In a Fox News column, Cathy McMorris Rodgers, a representative for Washington state’s 5th congressional District, hits on all the problems with Obamacare. Sadly, her solution is only more government legislation that tinkers with the cosmetics of the current law but does nothing on a fundamental level.
She promotes the SIMPLE Fairness Act, which among other things would eliminate the individual mandate tax penalty – for the remainder of the year.
I’m sure she means well. But this is not good enough. We need a full repeal of that penalty.
A one-year delay of this penalty is of little comfort to Americans like myself who lost their health insurance plan when it was criminalized under the Affordable Care Act.
I use the word “criminalized” because it is against the law to offer such a plan. To do so is a crime. Therefore, my plan was criminalized.
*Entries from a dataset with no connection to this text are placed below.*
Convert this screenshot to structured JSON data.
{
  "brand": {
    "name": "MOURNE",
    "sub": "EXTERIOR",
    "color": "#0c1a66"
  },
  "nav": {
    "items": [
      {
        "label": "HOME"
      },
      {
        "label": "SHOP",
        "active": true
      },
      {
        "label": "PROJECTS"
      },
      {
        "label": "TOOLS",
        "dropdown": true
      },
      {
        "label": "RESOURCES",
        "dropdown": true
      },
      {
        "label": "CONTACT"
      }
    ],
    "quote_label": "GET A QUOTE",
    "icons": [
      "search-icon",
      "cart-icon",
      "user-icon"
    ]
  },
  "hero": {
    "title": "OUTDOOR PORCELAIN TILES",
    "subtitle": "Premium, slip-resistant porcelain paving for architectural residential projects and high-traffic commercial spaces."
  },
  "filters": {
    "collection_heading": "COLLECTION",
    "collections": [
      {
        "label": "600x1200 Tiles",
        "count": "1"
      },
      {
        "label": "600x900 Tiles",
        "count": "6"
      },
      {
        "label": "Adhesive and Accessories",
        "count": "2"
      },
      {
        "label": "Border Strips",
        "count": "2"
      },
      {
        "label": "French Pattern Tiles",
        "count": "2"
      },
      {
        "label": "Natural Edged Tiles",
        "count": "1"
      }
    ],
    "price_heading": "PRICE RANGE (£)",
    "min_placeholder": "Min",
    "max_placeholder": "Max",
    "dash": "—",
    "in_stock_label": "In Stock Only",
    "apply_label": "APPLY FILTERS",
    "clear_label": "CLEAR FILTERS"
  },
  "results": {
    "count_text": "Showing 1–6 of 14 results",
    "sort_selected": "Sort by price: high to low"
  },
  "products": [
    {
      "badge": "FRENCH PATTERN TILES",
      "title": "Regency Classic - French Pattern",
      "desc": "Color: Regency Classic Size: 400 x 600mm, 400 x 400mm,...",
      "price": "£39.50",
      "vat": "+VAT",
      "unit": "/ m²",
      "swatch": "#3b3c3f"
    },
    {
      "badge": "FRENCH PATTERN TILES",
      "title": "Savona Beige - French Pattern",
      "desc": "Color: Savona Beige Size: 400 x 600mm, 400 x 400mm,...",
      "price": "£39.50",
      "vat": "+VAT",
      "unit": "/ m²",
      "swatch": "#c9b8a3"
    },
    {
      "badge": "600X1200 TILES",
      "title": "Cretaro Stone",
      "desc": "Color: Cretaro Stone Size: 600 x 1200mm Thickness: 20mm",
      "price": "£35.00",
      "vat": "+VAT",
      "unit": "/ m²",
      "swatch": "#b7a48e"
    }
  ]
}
It makes people look at it differently when you use the word “criminalized” instead of “banned” or “changed” or “no longer offered.”
Just for the record, under no circumstances will I ever sign up for a health care exchange. Even though my state is not participating in Obamacare, I refuse to sign up for my state’s exchange. I could list a dozen reasons, all of them legitimate and irrefutable, but at the end the day it’s on principle. I have the freedom to choose to do with my life as I see fit. I do not consent to it and will never consent. By criminalizing my health insurance plan, the federal government initiated violence and aggression against me, and I have no interest whatsoever in rewarding, subsidizing, or enabling it or any other behavior similar to it.
Rodgers also writes that we need “solutions that actually lower costs—not increase them—such as enabling Americans to buy insurance across state lines; bringing an end to frivolous lawsuits; and expanding the role of Health Savings Accounts (HSAs).”
The solution is actually quite simple: Health care is between the doctor and the patient. That’s it.
This country has too long relied on a poorly-conceived health care model developed during World War 2, in which a person’s health insurance became tied to their employer. If we removed all government intervention in this industry, people would be able to buy health insurance the same way they buy car insurance. Costs would go down and quality would go up as a result.
But make no mistake. Those who want the government to control health care are not deluded. What they’re really after isn’t affordable care, but control. When you pay for a person’s health care, you get to tell them what they can and cannot do. Every area of one’s life can be directly or indirectly tied to health care costs.
Rodgers says that health care isn’t political, it’s personal. She’s right; that’s why government needs to stay out completely. We don’t need reforms. We need repeals. And we need them now.